■ **WORK TO BE COMPLETED**:
Every line of the listing below needs to be reproduced exactly.

----- INFORMATION PROVIDED

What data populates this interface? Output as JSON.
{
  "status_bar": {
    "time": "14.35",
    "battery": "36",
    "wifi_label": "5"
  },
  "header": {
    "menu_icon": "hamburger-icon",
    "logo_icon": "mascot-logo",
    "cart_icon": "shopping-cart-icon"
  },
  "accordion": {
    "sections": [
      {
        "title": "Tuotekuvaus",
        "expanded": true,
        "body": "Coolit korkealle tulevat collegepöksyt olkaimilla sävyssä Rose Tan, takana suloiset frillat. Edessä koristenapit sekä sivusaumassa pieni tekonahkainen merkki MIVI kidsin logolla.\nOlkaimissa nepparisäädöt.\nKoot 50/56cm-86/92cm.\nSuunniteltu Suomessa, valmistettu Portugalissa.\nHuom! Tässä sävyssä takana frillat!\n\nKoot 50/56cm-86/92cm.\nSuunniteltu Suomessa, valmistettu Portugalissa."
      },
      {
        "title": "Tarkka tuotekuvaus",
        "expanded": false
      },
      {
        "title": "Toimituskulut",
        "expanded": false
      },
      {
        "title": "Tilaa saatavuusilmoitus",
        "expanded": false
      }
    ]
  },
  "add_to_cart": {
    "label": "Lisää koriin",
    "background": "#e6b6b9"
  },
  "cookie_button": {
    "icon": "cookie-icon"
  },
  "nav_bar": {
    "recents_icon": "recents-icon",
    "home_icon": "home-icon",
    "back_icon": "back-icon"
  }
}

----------

■ **RESULT OF THIS TASK**:
What data populates this interface? Output as JSON.
{
  "status_bar": {
    "time": "14.35",
    "battery": "36",
    "wifi_label": "5"
  },
  "header": {
    "menu_icon": "hamburger-icon",
    "logo_icon": "mascot-logo",
    "cart_icon": "shopping-cart-icon"
  },
  "accordion": {
    "sections": [
      {
        "title": "Tuotekuvaus",
        "expanded": true,
        "body": "Coolit korkealle tulevat collegepöksyt olkaimilla sävyssä Rose Tan, takana suloiset frillat. Edessä koristenapit sekä sivusaumassa pieni tekonahkainen merkki MIVI kidsin logolla.\nOlkaimissa nepparisäädöt.\nKoot 50/56cm-86/92cm.\nSuunniteltu Suomessa, valmistettu Portugalissa.\nHuom! Tässä sävyssä takana frillat!\n\nKoot 50/56cm-86/92cm.\nSuunniteltu Suomessa, valmistettu Portugalissa."
      },
      {
        "title": "Tarkka tuotekuvaus",
        "expanded": false
      },
      {
        "title": "Toimituskulut",
        "expanded": false
      },
      {
        "title": "Tilaa saatavuusilmoitus",
        "expanded": false
      }
    ]
  },
  "add_to_cart": {
    "label": "Lisää koriin",
    "background": "#e6b6b9"
  },
  "cookie_button": {
    "icon": "cookie-icon"
  },
  "nav_bar": {
    "recents_icon": "recents-icon",
    "home_icon": "home-icon",
    "back_icon": "back-icon"
  }
}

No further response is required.